Nothing is to be altered. Print each record in full.

>>>

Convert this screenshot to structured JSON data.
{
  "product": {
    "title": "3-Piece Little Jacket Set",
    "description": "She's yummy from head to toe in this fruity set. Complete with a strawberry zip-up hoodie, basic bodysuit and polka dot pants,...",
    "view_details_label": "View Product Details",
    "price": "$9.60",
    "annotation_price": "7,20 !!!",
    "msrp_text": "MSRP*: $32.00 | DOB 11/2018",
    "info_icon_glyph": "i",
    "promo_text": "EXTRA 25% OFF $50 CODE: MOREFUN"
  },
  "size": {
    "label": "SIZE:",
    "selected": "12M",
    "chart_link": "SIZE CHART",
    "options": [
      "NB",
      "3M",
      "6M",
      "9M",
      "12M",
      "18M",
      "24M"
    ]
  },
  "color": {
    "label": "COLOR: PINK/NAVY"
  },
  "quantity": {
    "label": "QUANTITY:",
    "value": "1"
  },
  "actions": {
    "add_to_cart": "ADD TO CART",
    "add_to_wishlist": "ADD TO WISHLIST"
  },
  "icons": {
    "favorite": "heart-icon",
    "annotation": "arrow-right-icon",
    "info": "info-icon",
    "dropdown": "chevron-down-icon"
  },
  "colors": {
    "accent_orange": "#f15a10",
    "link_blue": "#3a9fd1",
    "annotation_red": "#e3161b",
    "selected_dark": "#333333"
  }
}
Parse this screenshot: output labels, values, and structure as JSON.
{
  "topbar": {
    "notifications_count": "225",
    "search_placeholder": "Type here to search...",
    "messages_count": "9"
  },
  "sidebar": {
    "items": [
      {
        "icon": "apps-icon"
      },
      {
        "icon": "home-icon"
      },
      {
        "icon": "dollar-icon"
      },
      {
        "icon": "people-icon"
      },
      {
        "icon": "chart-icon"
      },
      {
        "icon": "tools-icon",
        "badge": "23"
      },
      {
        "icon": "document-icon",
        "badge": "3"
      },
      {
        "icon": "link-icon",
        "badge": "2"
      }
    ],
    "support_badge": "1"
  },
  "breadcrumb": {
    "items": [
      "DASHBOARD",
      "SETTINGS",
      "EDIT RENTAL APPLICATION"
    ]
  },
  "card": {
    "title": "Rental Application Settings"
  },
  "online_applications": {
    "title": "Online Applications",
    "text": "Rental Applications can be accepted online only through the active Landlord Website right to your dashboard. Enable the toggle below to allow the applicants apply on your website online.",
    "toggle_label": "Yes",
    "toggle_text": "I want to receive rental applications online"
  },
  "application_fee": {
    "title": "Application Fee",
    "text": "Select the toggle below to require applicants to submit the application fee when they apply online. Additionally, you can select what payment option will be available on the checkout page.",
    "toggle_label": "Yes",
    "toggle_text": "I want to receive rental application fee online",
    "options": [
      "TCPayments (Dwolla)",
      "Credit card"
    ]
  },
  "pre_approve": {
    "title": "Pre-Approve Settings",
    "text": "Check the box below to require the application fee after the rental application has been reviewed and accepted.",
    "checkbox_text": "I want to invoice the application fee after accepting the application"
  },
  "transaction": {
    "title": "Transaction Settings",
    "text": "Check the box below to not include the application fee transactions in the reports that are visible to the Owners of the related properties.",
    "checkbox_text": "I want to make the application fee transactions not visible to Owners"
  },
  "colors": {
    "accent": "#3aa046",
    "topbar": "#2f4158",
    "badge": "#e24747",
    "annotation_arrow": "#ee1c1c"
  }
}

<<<

Expected output -
Convert this screenshot to structured JSON data.
{
  "product": {
    "title": "3-Piece Little Jacket Set",
    "description": "She's yummy from head to toe in this fruity set. Complete with a strawberry zip-up hoodie, basic bodysuit and polka dot pants,...",
    "view_details_label": "View Product Details",
    "price": "$9.60",
    "annotation_price": "7,20 !!!",
    "msrp_text": "MSRP*: $32.00 | DOB 11/2018",
    "info_icon_glyph": "i",
    "promo_text": "EXTRA 25% OFF $50 CODE: MOREFUN"
  },
  "size": {
    "label": "SIZE:",
    "selected": "12M",
    "chart_link": "SIZE CHART",
    "options": [
      "NB",
      "3M",
      "6M",
      "9M",
      "12M",
      "18M",
      "24M"
    ]
  },
  "color": {
    "label": "COLOR: PINK/NAVY"
  },
  "quantity": {
    "label": "QUANTITY:",
    "value": "1"
  },
  "actions": {
    "add_to_cart": "ADD TO CART",
    "add_to_wishlist": "ADD TO WISHLIST"
  },
  "icons": {
    "favorite": "heart-icon",
    "annotation": "arrow-right-icon",
    "info": "info-icon",
    "dropdown": "chevron-down-icon"
  },
  "colors": {
    "accent_orange": "#f15a10",
    "link_blue": "#3a9fd1",
    "annotation_red": "#e3161b",
    "selected_dark": "#333333"
  }
}
Parse this screenshot: output labels, values, and structure as JSON.
{
  "topbar": {
    "notifications_count": "225",
    "search_placeholder": "Type here to search...",
    "messages_count": "9"
  },
  "sidebar": {
    "items": [
      {
        "icon": "apps-icon"
      },
      {
        "icon": "home-icon"
      },
      {
        "icon": "dollar-icon"
      },
      {
        "icon": "people-icon"
      },
      {
        "icon": "chart-icon"
      },
      {
        "icon": "tools-icon",
        "badge": "23"
      },
      {
        "icon": "document-icon",
        "badge": "3"
      },
      {
        "icon": "link-icon",
        "badge": "2"
      }
    ],
    "support_badge": "1"
  },
  "breadcrumb": {
    "items": [
      "DASHBOARD",
      "SETTINGS",
      "EDIT RENTAL APPLICATION"
    ]
  },
  "card": {
    "title": "Rental Application Settings"
  },
  "online_applications": {
    "title": "Online Applications",
    "text": "Rental Applications can be accepted online only through the active Landlord Website right to your dashboard. Enable the toggle below to allow the applicants apply on your website online.",
    "toggle_label": "Yes",
    "toggle_text": "I want to receive rental applications online"
  },
  "application_fee": {
    "title": "Application Fee",
    "text": "Select the toggle below to require applicants to submit the application fee when they apply online. Additionally, you can select what payment option will be available on the checkout page.",
    "toggle_label": "Yes",
    "toggle_text": "I want to receive rental application fee online",
    "options": [
      "TCPayments (Dwolla)",
      "Credit card"
    ]
  },
  "pre_approve": {
    "title": "Pre-Approve Settings",
    "text": "Check the box below to require the application fee after the rental application has been reviewed and accepted.",
    "checkbox_text": "I want to invoice the application fee after accepting the application"
  },
  "transaction": {
    "title": "Transaction Settings",
    "text": "Check the box below to not include the application fee transactions in the reports that are visible to the Owners of the related properties.",
    "checkbox_text": "I want to make the application fee transactions not visible to Owners"
  },
  "colors": {
    "accent": "#3aa046",
    "topbar": "#2f4158",
    "badge": "#e24747",
    "annotation_arrow": "#ee1c1c"
  }
}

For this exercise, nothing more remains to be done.